Data extracts ::
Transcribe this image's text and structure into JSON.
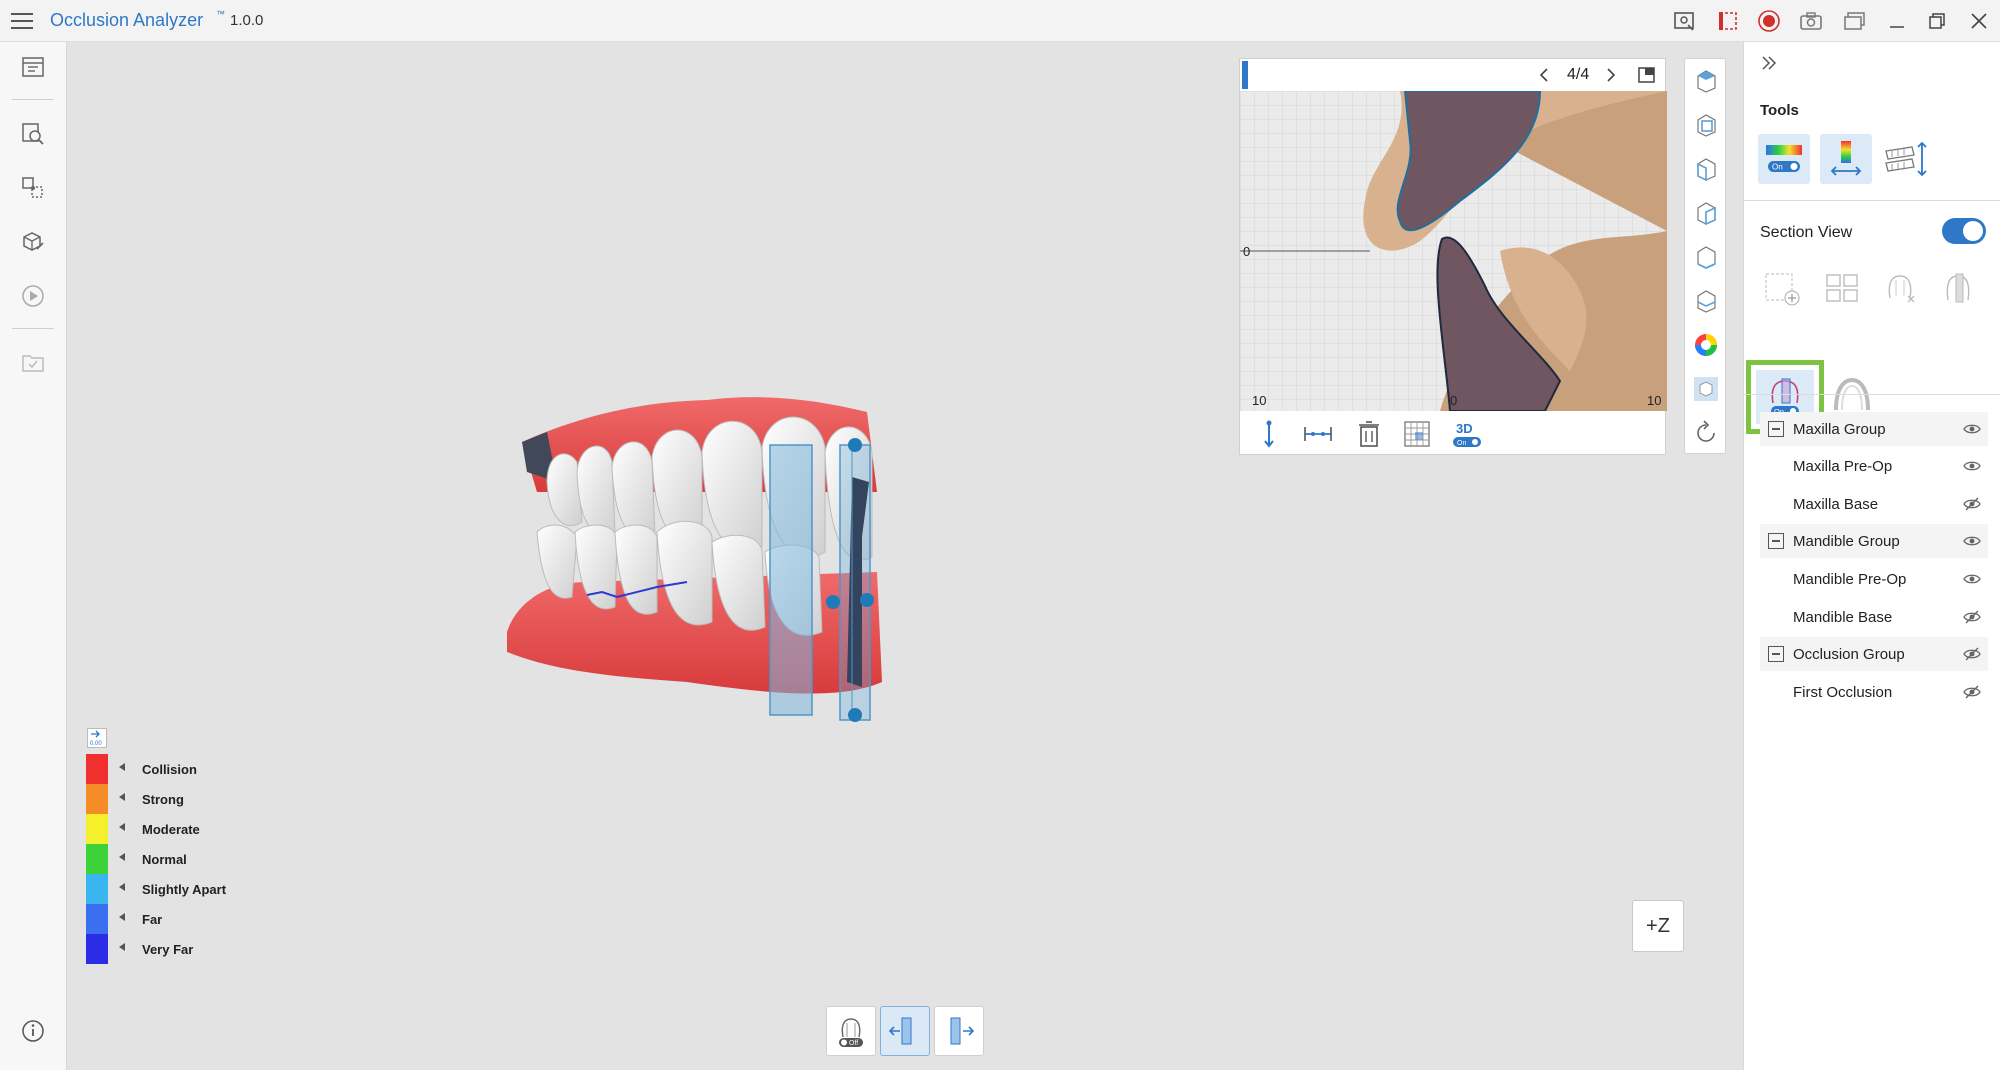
{
  "app": {
    "title": "Occlusion Analyzer",
    "tm": "™",
    "version": "1.0.0"
  },
  "section_window": {
    "page": "4/4",
    "axis_labels": {
      "left_mid": "0",
      "bottom_left": "10",
      "bottom_mid": "0",
      "bottom_right": "10"
    }
  },
  "legend": {
    "items": [
      {
        "label": "Collision",
        "color": "#f0302e"
      },
      {
        "label": "Strong",
        "color": "#f58c28"
      },
      {
        "label": "Moderate",
        "color": "#f4f02c"
      },
      {
        "label": "Normal",
        "color": "#3ed23a"
      },
      {
        "label": "Slightly Apart",
        "color": "#39b6ef"
      },
      {
        "label": "Far",
        "color": "#3a6ff0"
      },
      {
        "label": "Very Far",
        "color": "#2b2de6"
      }
    ],
    "icon_label": "0.00"
  },
  "zoom_button": {
    "label": "+Z"
  },
  "right_panel": {
    "tools_title": "Tools",
    "section_view_label": "Section View",
    "section_view_on": true,
    "tree": [
      {
        "label": "Maxilla Group",
        "group": true,
        "visible": true
      },
      {
        "label": "Maxilla Pre-Op",
        "group": false,
        "visible": true
      },
      {
        "label": "Maxilla Base",
        "group": false,
        "visible": false
      },
      {
        "label": "Mandible Group",
        "group": true,
        "visible": true
      },
      {
        "label": "Mandible Pre-Op",
        "group": false,
        "visible": true
      },
      {
        "label": "Mandible Base",
        "group": false,
        "visible": false
      },
      {
        "label": "Occlusion Group",
        "group": true,
        "visible": false
      },
      {
        "label": "First Occlusion",
        "group": false,
        "visible": false
      }
    ]
  },
  "colors": {
    "accent": "#2f78c8",
    "highlight": "#7dc242"
  }
}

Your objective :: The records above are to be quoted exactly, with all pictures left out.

Output for this exercise ::
Transcribe this image's text and structure into JSON.
{
  "app": {
    "title": "Occlusion Analyzer",
    "tm": "™",
    "version": "1.0.0"
  },
  "section_window": {
    "page": "4/4",
    "axis_labels": {
      "left_mid": "0",
      "bottom_left": "10",
      "bottom_mid": "0",
      "bottom_right": "10"
    }
  },
  "legend": {
    "items": [
      {
        "label": "Collision",
        "color": "#f0302e"
      },
      {
        "label": "Strong",
        "color": "#f58c28"
      },
      {
        "label": "Moderate",
        "color": "#f4f02c"
      },
      {
        "label": "Normal",
        "color": "#3ed23a"
      },
      {
        "label": "Slightly Apart",
        "color": "#39b6ef"
      },
      {
        "label": "Far",
        "color": "#3a6ff0"
      },
      {
        "label": "Very Far",
        "color": "#2b2de6"
      }
    ],
    "icon_label": "0.00"
  },
  "zoom_button": {
    "label": "+Z"
  },
  "right_panel": {
    "tools_title": "Tools",
    "section_view_label": "Section View",
    "section_view_on": true,
    "tree": [
      {
        "label": "Maxilla Group",
        "group": true,
        "visible": true
      },
      {
        "label": "Maxilla Pre-Op",
        "group": false,
        "visible": true
      },
      {
        "label": "Maxilla Base",
        "group": false,
        "visible": false
      },
      {
        "label": "Mandible Group",
        "group": true,
        "visible": true
      },
      {
        "label": "Mandible Pre-Op",
        "group": false,
        "visible": true
      },
      {
        "label": "Mandible Base",
        "group": false,
        "visible": false
      },
      {
        "label": "Occlusion Group",
        "group": true,
        "visible": false
      },
      {
        "label": "First Occlusion",
        "group": false,
        "visible": false
      }
    ]
  },
  "colors": {
    "accent": "#2f78c8",
    "highlight": "#7dc242"
  }
}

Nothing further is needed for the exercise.